- **Action item**
The output should be all lines of the entries below in which the word "testCalculateAppriasal" occurs.

- **Listed entries**
■ ■ ■ ■

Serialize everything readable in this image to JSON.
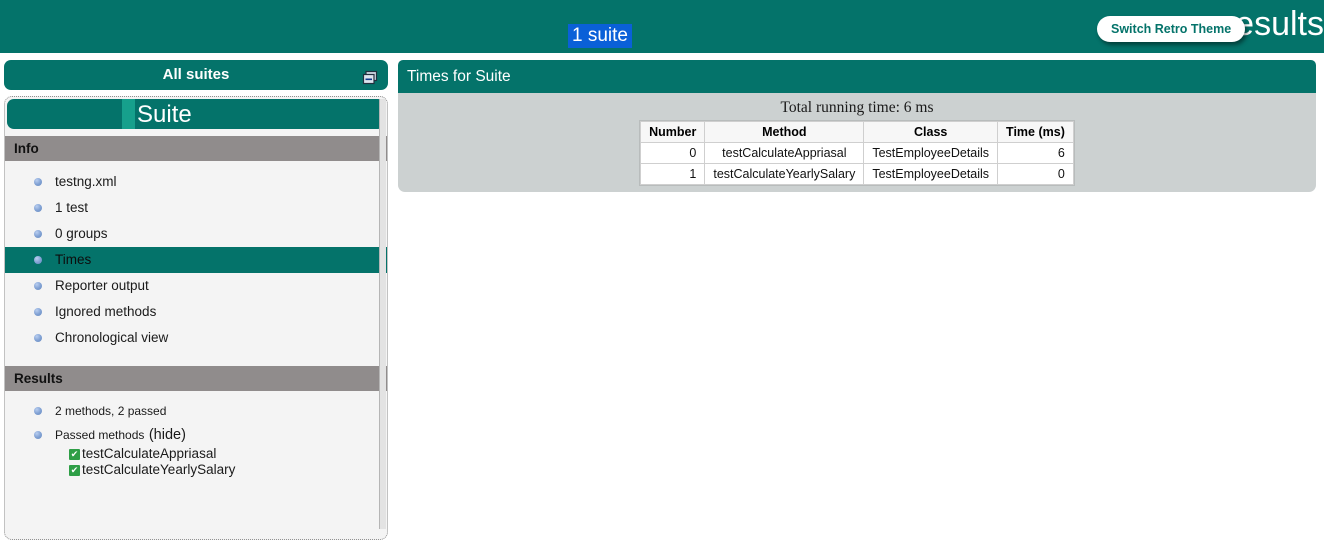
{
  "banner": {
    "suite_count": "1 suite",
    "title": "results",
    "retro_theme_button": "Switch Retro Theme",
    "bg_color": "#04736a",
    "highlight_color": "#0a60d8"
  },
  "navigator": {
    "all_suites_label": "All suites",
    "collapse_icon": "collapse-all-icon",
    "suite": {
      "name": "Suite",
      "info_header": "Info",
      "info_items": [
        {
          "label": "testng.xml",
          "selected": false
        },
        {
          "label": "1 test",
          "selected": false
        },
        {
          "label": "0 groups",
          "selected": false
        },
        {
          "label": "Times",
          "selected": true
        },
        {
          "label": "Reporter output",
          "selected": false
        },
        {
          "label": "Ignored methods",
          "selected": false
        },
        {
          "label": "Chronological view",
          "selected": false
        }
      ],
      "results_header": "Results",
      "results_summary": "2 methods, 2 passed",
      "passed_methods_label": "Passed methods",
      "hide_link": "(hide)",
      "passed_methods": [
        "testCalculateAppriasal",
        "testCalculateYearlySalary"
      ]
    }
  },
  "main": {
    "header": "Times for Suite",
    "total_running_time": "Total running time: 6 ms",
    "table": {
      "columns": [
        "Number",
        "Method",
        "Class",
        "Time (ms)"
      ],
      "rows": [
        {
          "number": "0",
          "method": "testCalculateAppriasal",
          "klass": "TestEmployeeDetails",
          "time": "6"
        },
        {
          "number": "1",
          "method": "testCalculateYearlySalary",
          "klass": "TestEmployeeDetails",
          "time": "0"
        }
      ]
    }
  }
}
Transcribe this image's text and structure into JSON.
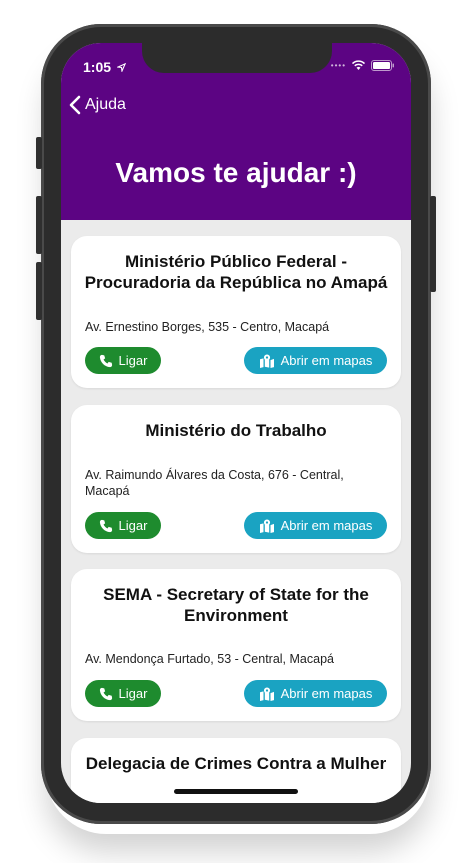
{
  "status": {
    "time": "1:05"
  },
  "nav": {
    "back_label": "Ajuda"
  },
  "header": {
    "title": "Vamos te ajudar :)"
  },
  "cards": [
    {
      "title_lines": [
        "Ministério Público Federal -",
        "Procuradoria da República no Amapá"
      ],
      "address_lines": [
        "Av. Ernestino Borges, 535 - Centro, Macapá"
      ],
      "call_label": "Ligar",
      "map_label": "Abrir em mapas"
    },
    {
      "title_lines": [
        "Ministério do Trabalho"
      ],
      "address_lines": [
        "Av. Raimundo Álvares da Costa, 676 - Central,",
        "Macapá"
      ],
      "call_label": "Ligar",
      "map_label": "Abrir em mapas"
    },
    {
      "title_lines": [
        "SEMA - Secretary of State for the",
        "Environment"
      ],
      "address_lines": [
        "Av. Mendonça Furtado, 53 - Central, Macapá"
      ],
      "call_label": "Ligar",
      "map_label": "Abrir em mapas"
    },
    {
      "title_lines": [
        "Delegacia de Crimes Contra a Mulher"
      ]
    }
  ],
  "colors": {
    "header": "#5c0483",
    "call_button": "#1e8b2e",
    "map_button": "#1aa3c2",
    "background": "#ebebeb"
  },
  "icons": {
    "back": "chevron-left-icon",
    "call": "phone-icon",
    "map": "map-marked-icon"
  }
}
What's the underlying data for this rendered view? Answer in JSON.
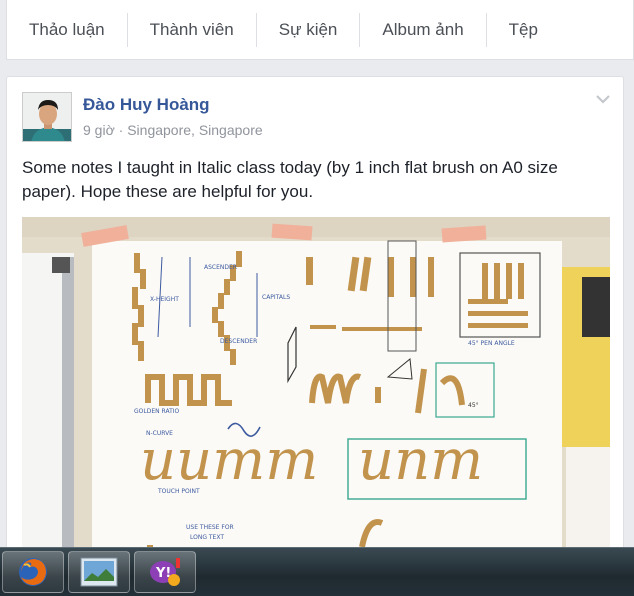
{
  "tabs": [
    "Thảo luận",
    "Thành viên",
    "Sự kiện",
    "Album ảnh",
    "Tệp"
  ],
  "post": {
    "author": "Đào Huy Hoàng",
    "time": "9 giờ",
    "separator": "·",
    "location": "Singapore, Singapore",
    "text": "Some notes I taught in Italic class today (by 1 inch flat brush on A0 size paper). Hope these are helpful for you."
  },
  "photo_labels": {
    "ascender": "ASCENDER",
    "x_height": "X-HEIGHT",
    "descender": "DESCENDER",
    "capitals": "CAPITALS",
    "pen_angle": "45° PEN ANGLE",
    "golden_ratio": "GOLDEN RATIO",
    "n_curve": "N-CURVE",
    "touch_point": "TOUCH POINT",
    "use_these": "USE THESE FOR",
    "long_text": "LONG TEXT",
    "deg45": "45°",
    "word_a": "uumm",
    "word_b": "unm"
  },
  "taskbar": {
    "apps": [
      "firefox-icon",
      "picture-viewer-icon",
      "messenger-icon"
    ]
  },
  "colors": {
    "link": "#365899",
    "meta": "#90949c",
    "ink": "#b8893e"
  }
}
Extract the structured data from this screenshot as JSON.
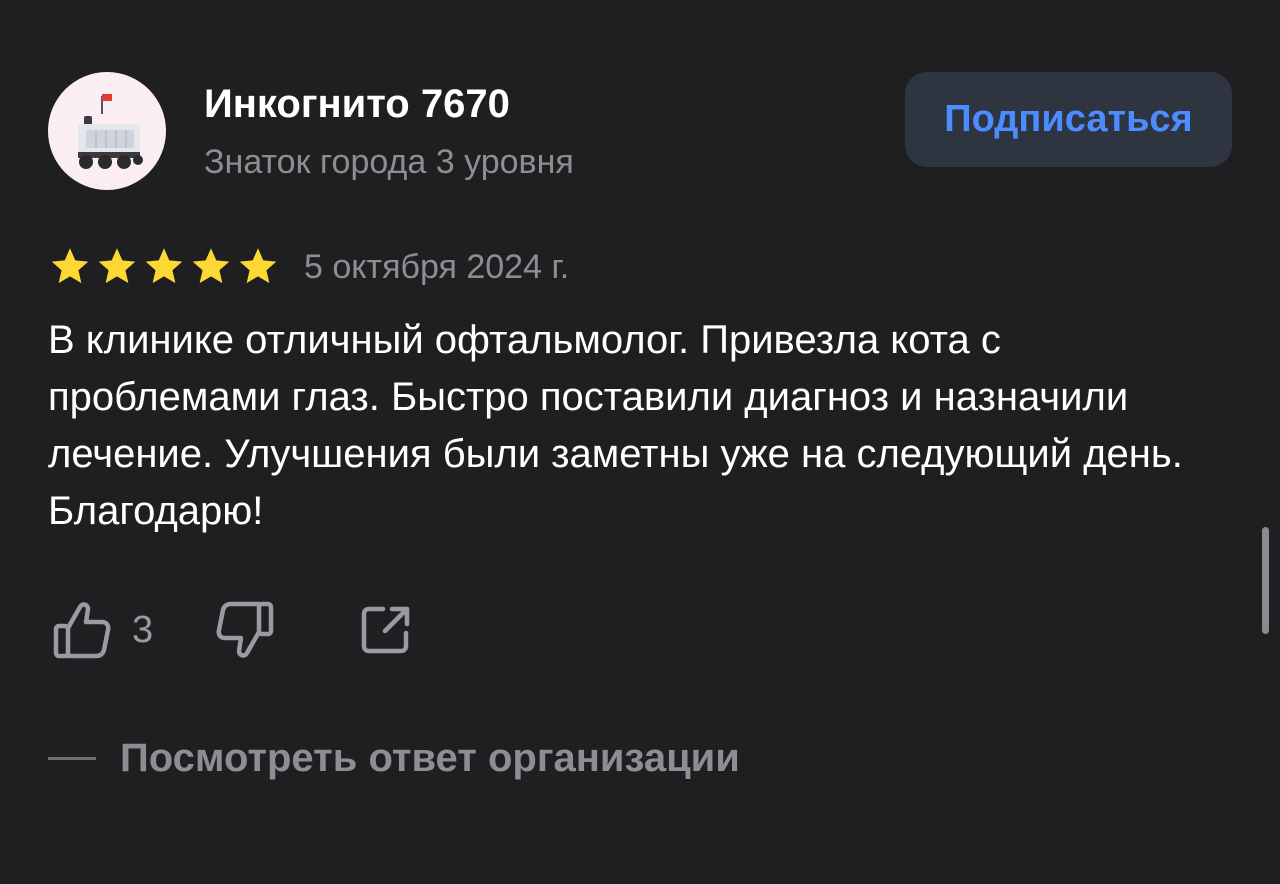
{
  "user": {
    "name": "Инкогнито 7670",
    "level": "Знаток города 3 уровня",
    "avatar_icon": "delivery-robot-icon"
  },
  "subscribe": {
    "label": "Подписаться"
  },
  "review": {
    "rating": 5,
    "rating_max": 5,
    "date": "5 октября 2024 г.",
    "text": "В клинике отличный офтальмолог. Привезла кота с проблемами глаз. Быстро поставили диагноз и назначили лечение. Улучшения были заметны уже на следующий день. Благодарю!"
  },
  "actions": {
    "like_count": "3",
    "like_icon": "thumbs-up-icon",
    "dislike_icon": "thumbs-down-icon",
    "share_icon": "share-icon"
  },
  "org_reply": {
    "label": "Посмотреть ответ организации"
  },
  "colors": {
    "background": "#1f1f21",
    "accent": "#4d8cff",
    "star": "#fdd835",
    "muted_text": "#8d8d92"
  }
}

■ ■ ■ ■

- **Result for this task**
        "testCalculateAppriasal",
          "method": "testCalculateAppriasal",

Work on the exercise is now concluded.